TASK REQUIREMENTS: Look through the records and copy each line with the string "this" in it.

INPUT:

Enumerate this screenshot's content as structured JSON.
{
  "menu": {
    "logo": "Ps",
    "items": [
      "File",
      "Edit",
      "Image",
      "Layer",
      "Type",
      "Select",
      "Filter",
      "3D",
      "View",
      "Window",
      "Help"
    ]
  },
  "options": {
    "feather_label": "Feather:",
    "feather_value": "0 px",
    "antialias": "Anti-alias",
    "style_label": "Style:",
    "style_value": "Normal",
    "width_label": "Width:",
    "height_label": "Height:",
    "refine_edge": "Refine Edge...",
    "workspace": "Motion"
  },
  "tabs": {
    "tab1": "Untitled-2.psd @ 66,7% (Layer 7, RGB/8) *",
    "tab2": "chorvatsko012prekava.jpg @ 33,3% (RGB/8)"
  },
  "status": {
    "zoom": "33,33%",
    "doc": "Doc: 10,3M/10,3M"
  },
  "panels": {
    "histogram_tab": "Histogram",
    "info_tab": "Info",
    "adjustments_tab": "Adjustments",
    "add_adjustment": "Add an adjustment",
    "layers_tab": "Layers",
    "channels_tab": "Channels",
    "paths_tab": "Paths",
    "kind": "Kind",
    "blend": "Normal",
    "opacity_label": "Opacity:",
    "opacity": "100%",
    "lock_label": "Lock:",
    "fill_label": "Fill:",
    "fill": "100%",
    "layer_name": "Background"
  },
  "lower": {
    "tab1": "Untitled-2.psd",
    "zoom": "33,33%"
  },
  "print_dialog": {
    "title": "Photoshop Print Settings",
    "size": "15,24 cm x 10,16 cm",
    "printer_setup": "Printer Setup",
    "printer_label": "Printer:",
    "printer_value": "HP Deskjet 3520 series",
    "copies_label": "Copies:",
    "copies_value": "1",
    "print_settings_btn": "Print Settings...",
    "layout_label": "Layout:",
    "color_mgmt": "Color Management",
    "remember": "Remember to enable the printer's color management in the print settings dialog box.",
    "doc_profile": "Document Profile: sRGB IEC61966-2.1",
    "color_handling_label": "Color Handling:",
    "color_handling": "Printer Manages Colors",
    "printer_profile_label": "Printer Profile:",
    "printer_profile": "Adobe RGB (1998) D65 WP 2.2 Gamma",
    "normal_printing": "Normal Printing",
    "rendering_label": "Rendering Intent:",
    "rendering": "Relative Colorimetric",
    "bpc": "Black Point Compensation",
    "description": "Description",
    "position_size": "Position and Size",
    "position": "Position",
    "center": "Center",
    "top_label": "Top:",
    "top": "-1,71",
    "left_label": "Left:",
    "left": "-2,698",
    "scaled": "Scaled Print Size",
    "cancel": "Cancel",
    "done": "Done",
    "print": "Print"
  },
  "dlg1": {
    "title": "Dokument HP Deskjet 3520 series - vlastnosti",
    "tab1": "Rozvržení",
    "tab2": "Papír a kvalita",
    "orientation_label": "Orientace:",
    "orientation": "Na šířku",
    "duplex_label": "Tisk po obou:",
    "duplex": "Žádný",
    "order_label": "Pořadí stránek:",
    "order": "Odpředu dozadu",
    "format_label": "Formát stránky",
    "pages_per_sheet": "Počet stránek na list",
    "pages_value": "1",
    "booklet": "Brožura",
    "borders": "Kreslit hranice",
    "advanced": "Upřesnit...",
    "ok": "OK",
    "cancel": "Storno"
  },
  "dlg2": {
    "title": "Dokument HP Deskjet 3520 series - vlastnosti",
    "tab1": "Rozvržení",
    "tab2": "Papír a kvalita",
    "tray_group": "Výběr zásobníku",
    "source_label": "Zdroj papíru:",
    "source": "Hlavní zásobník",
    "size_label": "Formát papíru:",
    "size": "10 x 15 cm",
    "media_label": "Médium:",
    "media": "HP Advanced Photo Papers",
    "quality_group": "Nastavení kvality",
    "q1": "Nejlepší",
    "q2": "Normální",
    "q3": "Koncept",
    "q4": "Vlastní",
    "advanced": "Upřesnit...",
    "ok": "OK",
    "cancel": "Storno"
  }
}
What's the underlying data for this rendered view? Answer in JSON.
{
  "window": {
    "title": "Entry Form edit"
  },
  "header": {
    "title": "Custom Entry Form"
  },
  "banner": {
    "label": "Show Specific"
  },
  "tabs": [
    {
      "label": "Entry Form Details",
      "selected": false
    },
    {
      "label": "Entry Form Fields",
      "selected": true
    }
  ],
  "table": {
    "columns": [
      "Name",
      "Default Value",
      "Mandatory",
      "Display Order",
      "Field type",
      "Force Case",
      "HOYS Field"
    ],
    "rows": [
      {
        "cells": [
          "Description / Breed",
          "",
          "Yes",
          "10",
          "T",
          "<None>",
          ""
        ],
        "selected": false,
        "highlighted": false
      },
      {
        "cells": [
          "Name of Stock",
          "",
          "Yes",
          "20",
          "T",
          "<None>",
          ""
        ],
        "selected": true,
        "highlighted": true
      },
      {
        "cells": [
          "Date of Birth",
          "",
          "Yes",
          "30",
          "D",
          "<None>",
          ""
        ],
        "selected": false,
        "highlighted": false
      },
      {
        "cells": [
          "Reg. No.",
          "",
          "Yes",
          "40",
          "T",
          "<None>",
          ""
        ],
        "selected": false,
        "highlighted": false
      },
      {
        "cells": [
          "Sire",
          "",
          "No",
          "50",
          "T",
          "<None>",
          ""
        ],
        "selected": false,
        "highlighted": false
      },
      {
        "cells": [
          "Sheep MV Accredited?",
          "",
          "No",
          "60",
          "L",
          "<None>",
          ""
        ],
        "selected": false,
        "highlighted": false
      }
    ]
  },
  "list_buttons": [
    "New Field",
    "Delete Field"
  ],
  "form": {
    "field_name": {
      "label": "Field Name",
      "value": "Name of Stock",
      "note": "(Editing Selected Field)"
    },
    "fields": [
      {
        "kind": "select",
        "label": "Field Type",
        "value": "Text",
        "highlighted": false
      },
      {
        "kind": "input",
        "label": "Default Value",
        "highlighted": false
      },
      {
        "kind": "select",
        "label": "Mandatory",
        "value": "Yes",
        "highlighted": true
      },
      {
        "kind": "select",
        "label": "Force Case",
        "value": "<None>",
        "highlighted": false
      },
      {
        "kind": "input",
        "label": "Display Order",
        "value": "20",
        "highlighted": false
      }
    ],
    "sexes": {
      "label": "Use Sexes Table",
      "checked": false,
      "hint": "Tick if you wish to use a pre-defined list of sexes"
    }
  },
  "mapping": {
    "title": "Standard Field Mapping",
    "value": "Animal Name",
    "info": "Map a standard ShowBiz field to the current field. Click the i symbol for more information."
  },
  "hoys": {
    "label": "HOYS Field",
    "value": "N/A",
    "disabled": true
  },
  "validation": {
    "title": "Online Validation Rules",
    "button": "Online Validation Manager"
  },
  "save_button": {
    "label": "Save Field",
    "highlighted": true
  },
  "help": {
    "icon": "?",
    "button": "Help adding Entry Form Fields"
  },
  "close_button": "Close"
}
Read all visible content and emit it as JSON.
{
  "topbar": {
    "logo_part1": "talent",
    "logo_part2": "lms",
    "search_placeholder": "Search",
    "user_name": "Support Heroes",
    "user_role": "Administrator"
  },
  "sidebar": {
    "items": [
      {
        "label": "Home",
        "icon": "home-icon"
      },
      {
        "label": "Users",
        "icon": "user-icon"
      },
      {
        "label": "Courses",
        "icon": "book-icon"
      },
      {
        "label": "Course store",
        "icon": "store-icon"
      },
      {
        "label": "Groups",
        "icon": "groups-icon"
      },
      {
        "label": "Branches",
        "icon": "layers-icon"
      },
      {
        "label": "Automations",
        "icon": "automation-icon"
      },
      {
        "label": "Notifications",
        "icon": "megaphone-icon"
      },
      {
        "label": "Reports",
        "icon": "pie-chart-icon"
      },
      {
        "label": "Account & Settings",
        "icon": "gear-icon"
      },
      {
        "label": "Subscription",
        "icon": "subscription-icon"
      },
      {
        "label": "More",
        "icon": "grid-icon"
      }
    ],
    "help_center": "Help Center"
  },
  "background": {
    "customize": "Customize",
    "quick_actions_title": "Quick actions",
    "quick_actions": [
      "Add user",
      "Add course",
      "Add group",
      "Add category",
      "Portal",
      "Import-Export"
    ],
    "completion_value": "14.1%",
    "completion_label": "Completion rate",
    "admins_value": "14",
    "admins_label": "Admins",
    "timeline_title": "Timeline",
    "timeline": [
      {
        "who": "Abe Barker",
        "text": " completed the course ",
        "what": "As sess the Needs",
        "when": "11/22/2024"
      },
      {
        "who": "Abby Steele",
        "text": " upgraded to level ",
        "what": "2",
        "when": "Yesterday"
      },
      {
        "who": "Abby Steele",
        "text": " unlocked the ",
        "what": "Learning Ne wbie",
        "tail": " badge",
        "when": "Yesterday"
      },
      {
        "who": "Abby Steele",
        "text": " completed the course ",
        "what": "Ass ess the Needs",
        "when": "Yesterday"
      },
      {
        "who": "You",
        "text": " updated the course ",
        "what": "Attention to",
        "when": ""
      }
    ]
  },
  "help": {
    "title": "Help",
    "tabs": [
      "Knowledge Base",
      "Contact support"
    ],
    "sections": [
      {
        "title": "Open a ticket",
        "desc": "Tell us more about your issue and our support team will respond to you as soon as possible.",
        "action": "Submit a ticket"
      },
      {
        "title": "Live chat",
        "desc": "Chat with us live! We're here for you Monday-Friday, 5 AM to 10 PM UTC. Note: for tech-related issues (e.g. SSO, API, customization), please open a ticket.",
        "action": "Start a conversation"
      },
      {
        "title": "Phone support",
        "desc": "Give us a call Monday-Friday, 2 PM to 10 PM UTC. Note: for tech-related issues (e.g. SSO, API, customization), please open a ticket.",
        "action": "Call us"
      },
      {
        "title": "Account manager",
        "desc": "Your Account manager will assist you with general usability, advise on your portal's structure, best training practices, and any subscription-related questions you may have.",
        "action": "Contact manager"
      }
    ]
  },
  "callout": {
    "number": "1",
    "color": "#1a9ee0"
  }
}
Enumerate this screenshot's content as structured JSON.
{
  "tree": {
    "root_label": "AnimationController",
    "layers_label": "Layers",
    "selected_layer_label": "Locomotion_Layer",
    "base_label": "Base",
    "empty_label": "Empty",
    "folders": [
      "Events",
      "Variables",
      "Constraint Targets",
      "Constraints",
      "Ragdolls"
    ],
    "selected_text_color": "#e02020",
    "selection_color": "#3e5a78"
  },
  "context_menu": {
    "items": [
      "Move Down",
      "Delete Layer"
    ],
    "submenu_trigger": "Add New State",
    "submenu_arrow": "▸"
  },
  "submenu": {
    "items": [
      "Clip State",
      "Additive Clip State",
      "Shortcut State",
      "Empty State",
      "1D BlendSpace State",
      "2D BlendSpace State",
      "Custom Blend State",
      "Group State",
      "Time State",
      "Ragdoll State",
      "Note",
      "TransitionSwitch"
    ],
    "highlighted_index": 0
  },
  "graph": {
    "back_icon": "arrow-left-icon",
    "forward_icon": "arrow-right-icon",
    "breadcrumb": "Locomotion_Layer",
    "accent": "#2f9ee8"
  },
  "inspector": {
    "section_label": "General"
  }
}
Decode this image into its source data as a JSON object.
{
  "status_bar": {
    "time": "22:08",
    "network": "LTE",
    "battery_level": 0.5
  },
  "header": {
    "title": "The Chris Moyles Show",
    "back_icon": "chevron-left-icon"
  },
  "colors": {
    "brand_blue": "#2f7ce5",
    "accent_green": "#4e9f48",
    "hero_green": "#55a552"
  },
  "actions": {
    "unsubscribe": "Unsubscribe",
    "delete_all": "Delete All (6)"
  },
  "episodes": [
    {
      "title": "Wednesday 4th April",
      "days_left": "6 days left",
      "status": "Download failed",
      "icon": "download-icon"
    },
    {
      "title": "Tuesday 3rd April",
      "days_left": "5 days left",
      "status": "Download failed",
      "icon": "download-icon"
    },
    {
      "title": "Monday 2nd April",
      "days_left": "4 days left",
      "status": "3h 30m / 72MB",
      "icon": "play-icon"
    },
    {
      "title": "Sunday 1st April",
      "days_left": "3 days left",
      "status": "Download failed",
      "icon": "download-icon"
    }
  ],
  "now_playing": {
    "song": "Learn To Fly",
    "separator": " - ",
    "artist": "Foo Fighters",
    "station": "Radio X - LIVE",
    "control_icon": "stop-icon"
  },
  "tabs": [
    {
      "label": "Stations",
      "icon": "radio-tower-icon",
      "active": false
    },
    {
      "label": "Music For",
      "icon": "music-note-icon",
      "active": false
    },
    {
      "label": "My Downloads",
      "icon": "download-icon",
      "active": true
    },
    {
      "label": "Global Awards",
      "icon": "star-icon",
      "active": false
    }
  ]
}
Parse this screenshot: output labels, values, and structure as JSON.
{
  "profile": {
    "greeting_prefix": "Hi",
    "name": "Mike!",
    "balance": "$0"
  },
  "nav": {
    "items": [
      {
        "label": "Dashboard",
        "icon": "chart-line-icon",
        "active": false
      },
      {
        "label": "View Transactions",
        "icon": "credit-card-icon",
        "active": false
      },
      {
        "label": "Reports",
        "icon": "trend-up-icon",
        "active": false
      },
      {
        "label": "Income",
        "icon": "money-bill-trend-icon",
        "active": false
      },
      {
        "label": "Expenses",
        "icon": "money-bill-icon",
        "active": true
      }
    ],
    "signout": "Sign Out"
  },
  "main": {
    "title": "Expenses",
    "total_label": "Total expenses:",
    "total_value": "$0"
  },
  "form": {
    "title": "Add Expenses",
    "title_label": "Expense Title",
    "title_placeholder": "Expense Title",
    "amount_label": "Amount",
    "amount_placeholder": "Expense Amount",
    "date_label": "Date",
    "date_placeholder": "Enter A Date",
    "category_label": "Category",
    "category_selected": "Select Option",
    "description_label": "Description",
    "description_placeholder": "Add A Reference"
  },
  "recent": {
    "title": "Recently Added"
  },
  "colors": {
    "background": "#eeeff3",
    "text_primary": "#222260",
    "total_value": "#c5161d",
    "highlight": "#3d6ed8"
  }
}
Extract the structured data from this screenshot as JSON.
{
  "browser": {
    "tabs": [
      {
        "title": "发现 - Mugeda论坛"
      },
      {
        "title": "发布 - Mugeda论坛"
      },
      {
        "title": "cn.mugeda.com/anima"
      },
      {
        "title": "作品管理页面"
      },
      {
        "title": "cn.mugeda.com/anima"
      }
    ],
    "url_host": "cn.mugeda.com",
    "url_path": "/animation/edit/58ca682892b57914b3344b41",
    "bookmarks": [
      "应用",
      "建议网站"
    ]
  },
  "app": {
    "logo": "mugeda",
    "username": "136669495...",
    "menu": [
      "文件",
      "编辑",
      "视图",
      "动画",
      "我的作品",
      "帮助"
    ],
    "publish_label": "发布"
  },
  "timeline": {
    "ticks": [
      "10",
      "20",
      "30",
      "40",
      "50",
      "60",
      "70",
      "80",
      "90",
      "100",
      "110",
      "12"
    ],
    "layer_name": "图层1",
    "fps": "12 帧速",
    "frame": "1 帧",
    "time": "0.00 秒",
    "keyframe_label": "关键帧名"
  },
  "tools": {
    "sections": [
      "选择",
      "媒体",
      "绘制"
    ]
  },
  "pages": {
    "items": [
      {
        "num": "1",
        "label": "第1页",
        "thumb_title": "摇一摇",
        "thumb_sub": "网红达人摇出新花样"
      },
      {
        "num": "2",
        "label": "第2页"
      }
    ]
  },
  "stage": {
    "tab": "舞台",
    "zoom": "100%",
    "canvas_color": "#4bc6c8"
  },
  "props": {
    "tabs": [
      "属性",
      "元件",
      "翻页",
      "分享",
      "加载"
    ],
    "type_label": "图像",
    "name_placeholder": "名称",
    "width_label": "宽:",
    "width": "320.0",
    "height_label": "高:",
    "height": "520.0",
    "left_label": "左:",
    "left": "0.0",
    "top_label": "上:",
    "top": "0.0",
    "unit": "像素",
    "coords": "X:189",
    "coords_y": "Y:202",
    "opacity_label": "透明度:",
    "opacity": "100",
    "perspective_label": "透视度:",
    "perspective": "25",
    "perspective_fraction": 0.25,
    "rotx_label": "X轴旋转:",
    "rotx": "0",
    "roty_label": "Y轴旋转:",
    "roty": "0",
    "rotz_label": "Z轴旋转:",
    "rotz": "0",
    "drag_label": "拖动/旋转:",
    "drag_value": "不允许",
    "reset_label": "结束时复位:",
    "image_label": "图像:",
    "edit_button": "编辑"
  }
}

EXERCISE RESULT:
Enumerate this screenshot's content as structured JSON.
What's the underlying data for this rendered view? Answer in JSON.
Enumerate this screenshot's content as structured JSON.
Decode this image into its source data as a JSON object.
Parse this screenshot: output labels, values, and structure as JSON.
Extract the structured data from this screenshot as JSON.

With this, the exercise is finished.